*** Opening ENTRIES SHOWN ***
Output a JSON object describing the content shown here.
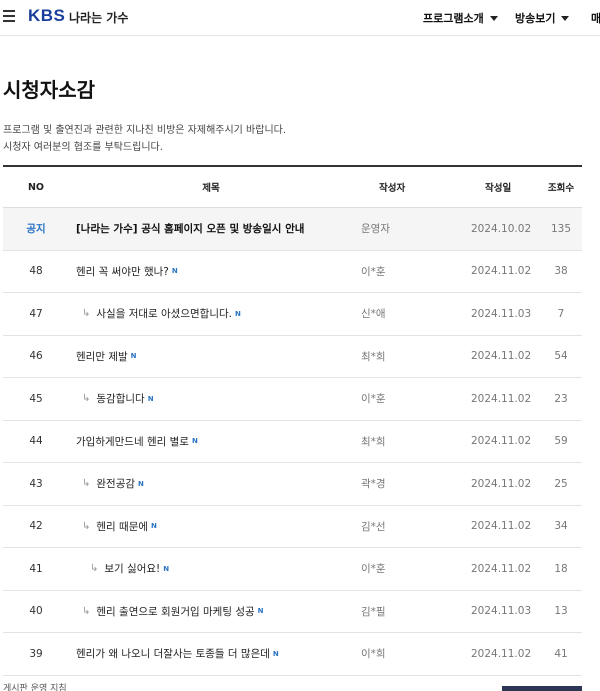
{
  "header": {
    "logo": "KBS",
    "program_title": "나라는 가수",
    "menu_icon": "hamburger-menu-icon",
    "nav": [
      {
        "label": "프로그램소개"
      },
      {
        "label": "방송보기"
      },
      {
        "label": "매"
      }
    ]
  },
  "page": {
    "title": "시청자소감",
    "notice_lines": [
      "프로그램 및 출연진과 관련한 지나친 비방은 자제해주시기 바랍니다.",
      "시청자 여러분의 협조를 부탁드립니다."
    ]
  },
  "board": {
    "columns": {
      "no": "NO",
      "title": "제목",
      "writer": "작성자",
      "date": "작성일",
      "views": "조회수"
    },
    "new_badge": "N",
    "rows": [
      {
        "no": "공지",
        "title": "[나라는 가수] 공식 홈페이지 오픈 및 방송일시 안내",
        "writer": "운영자",
        "date": "2024.10.02",
        "views": "135"
      },
      {
        "no": "48",
        "title": "헨리 꼭 써야만 했나?",
        "writer": "이*훈",
        "date": "2024.11.02",
        "views": "38"
      },
      {
        "no": "47",
        "title": "사실을 저대로 아셨으면합니다.",
        "writer": "신*애",
        "date": "2024.11.03",
        "views": "7"
      },
      {
        "no": "46",
        "title": "헨리만 제발",
        "writer": "최*희",
        "date": "2024.11.02",
        "views": "54"
      },
      {
        "no": "45",
        "title": "동감합니다",
        "writer": "이*훈",
        "date": "2024.11.02",
        "views": "23"
      },
      {
        "no": "44",
        "title": "가입하게만드네 헨리 별로",
        "writer": "최*희",
        "date": "2024.11.02",
        "views": "59"
      },
      {
        "no": "43",
        "title": "완전공감",
        "writer": "곽*경",
        "date": "2024.11.02",
        "views": "25"
      },
      {
        "no": "42",
        "title": "헨리 때문에",
        "writer": "김*선",
        "date": "2024.11.02",
        "views": "34"
      },
      {
        "no": "41",
        "title": "보기 싫어요!",
        "writer": "이*훈",
        "date": "2024.11.02",
        "views": "18"
      },
      {
        "no": "40",
        "title": "헨리 출연으로 회원거입 마케팅 성공",
        "writer": "김*필",
        "date": "2024.11.03",
        "views": "13"
      },
      {
        "no": "39",
        "title": "헨리가 왜 나오니 더잘사는 토종들 더 많은데",
        "writer": "이*희",
        "date": "2024.11.02",
        "views": "41"
      }
    ]
  },
  "footer": {
    "text": "게시판 운영 지침"
  },
  "colors": {
    "brand": "#1a3e9c",
    "notice_label": "#2a73c5",
    "new_badge": "#2a73c5",
    "write_button": "#2c3553"
  }
}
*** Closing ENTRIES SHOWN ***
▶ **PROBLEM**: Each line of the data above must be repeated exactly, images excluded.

▶ **SOLUTION FOR THIS PROBLEM**:
Output a JSON object describing the content shown here.
{
  "header": {
    "logo": "KBS",
    "program_title": "나라는 가수",
    "menu_icon": "hamburger-menu-icon",
    "nav": [
      {
        "label": "프로그램소개"
      },
      {
        "label": "방송보기"
      },
      {
        "label": "매"
      }
    ]
  },
  "page": {
    "title": "시청자소감",
    "notice_lines": [
      "프로그램 및 출연진과 관련한 지나친 비방은 자제해주시기 바랍니다.",
      "시청자 여러분의 협조를 부탁드립니다."
    ]
  },
  "board": {
    "columns": {
      "no": "NO",
      "title": "제목",
      "writer": "작성자",
      "date": "작성일",
      "views": "조회수"
    },
    "new_badge": "N",
    "rows": [
      {
        "no": "공지",
        "title": "[나라는 가수] 공식 홈페이지 오픈 및 방송일시 안내",
        "writer": "운영자",
        "date": "2024.10.02",
        "views": "135"
      },
      {
        "no": "48",
        "title": "헨리 꼭 써야만 했나?",
        "writer": "이*훈",
        "date": "2024.11.02",
        "views": "38"
      },
      {
        "no": "47",
        "title": "사실을 저대로 아셨으면합니다.",
        "writer": "신*애",
        "date": "2024.11.03",
        "views": "7"
      },
      {
        "no": "46",
        "title": "헨리만 제발",
        "writer": "최*희",
        "date": "2024.11.02",
        "views": "54"
      },
      {
        "no": "45",
        "title": "동감합니다",
        "writer": "이*훈",
        "date": "2024.11.02",
        "views": "23"
      },
      {
        "no": "44",
        "title": "가입하게만드네 헨리 별로",
        "writer": "최*희",
        "date": "2024.11.02",
        "views": "59"
      },
      {
        "no": "43",
        "title": "완전공감",
        "writer": "곽*경",
        "date": "2024.11.02",
        "views": "25"
      },
      {
        "no": "42",
        "title": "헨리 때문에",
        "writer": "김*선",
        "date": "2024.11.02",
        "views": "34"
      },
      {
        "no": "41",
        "title": "보기 싫어요!",
        "writer": "이*훈",
        "date": "2024.11.02",
        "views": "18"
      },
      {
        "no": "40",
        "title": "헨리 출연으로 회원거입 마케팅 성공",
        "writer": "김*필",
        "date": "2024.11.03",
        "views": "13"
      },
      {
        "no": "39",
        "title": "헨리가 왜 나오니 더잘사는 토종들 더 많은데",
        "writer": "이*희",
        "date": "2024.11.02",
        "views": "41"
      }
    ]
  },
  "footer": {
    "text": "게시판 운영 지침"
  },
  "colors": {
    "brand": "#1a3e9c",
    "notice_label": "#2a73c5",
    "new_badge": "#2a73c5",
    "write_button": "#2c3553"
  }
}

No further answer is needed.